"The presidency's proposal is balanced and reflects each of the positions in the council, and I am confident that we will be able to reach this political agreement tonight," Calvino told reporters before the meeting.

Germany's Christian Lindner said earlier he came to Brussels "in the knowledge that an agreement is possible and we also have the will to reach an agreement".

"Germany and France are now 90% in agreement on key issues," Lindner added.

French Finance Minister Bruno Le Maire said that while France and Germany agreed on most of the proposed changes, they still differed on the treatment of investment spending when the budget deficit is above EU limits.

Under EU rules, which set a limit of 3% of GDP on budget deficits and 60% of GDP on public debt, when a country breaches the deficit ceiling it must cut the deficit by 0.5% of GDP in structural terms every year until it is below 3% again. This obligation is called an "excessive deficit procedure".

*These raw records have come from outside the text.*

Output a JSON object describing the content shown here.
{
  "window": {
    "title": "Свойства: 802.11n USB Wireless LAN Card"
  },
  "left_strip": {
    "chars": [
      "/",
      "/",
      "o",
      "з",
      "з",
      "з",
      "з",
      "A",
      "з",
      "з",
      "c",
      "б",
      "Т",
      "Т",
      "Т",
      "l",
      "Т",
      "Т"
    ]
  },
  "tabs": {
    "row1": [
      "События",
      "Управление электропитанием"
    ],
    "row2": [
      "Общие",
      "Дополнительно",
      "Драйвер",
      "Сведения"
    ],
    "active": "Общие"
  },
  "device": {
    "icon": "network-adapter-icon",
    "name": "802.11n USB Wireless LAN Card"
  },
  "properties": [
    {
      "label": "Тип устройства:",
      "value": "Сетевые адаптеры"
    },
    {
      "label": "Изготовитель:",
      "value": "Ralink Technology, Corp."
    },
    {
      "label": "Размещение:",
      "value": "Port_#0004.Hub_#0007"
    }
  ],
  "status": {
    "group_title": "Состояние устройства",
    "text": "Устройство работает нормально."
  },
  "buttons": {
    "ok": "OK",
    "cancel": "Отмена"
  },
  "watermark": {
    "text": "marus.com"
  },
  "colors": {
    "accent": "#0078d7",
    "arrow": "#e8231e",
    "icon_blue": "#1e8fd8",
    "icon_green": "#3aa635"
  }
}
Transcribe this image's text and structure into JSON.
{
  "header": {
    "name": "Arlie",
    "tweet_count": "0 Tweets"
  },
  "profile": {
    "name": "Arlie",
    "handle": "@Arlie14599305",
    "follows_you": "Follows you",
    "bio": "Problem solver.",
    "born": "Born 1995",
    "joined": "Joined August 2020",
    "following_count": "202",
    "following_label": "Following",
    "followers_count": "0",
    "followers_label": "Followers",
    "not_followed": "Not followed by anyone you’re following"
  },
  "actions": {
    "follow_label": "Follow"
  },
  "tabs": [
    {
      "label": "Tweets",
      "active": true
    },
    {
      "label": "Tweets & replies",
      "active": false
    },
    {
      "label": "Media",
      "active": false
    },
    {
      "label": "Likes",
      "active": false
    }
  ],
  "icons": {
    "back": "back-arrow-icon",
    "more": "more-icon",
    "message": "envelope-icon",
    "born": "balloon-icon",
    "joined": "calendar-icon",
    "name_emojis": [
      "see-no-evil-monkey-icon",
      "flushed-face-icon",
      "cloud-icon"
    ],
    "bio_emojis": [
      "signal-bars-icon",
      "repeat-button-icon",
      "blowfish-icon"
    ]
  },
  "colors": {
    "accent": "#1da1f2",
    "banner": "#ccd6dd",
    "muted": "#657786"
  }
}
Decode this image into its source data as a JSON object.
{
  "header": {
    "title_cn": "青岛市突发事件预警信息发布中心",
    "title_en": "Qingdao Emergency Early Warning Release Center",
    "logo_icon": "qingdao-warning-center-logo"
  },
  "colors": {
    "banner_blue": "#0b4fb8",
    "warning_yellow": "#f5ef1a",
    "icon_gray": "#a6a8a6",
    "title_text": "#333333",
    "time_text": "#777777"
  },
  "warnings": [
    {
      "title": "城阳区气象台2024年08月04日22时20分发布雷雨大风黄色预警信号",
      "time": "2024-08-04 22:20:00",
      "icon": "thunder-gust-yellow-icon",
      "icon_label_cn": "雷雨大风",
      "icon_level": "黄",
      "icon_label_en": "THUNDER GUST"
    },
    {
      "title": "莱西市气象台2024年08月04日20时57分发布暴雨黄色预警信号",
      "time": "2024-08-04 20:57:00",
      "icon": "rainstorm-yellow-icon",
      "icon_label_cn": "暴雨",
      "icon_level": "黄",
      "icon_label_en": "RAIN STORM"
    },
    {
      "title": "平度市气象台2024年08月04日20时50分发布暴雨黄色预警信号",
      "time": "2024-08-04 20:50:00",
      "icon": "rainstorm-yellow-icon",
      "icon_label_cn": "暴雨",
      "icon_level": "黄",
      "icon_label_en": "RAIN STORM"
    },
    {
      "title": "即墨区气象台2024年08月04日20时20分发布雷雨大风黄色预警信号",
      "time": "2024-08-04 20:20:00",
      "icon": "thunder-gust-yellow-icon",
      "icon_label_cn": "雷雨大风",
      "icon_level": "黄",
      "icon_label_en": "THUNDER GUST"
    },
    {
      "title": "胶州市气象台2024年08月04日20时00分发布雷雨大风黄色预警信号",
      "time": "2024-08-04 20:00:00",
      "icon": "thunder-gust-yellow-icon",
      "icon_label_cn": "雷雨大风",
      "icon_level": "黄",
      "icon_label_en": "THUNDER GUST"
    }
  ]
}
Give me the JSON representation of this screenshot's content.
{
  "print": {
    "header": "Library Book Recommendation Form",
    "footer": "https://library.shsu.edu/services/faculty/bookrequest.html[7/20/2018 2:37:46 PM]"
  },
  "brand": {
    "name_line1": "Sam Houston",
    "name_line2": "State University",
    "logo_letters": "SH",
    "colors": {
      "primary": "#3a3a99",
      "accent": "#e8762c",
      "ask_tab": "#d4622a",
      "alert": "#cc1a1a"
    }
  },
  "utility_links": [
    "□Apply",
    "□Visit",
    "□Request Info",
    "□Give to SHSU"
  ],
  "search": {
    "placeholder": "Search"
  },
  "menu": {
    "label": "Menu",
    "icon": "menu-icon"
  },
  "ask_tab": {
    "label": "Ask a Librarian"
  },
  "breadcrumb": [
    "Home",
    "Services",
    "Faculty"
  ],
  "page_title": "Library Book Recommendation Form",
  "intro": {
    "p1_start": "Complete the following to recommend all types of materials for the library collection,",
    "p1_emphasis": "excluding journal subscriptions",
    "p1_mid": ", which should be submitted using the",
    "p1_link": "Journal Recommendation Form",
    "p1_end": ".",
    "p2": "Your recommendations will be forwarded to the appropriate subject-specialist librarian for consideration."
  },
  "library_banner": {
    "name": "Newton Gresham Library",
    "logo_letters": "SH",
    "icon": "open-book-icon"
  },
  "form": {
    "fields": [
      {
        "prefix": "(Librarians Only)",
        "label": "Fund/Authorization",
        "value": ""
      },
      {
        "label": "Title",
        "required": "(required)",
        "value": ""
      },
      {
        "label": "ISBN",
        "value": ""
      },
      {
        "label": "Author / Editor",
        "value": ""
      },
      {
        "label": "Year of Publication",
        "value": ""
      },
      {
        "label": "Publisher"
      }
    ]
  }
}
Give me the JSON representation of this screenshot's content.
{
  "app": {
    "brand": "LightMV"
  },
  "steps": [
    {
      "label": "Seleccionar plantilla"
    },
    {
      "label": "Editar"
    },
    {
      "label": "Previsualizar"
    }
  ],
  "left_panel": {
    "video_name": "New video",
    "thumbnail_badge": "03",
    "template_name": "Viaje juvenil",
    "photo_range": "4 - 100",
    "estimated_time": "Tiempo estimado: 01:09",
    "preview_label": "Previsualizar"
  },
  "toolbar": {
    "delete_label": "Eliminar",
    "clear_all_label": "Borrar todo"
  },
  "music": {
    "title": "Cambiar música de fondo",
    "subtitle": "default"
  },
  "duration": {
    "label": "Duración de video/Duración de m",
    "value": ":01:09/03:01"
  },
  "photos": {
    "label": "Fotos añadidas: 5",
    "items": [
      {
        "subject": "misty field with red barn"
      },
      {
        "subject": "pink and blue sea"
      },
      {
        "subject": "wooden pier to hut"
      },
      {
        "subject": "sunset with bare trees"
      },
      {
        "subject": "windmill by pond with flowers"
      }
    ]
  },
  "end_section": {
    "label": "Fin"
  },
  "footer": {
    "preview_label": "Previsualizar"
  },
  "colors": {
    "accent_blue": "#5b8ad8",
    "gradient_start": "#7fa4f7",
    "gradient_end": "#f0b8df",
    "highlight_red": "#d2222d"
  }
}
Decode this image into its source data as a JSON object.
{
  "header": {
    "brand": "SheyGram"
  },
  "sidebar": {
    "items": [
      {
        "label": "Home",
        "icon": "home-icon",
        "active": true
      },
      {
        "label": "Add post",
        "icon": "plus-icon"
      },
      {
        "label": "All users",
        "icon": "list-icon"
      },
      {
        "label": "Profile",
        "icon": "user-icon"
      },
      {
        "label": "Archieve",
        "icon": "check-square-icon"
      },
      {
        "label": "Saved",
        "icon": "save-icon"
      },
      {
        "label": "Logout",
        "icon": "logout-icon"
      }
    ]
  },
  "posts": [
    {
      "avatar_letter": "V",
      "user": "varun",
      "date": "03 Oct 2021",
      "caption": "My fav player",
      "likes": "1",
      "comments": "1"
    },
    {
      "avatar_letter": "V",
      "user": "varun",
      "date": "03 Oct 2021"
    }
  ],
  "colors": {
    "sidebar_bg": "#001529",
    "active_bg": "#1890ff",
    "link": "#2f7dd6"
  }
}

France wants a smaller annual deficit reduction if a government makes reforms and invests under a medium-term plan of four years that would be negotiated with the European Commission. Germany wants more ambitious targets.

"We are convinced that excessive deficits must be reduced quickly and that more ambitious standards must be applied," Lindner said.

(Reporting by Maria Martinez, additional reporting by Emma Pinedo in Madrid; Editing by Rachel More, Miranda Murray and David Evans)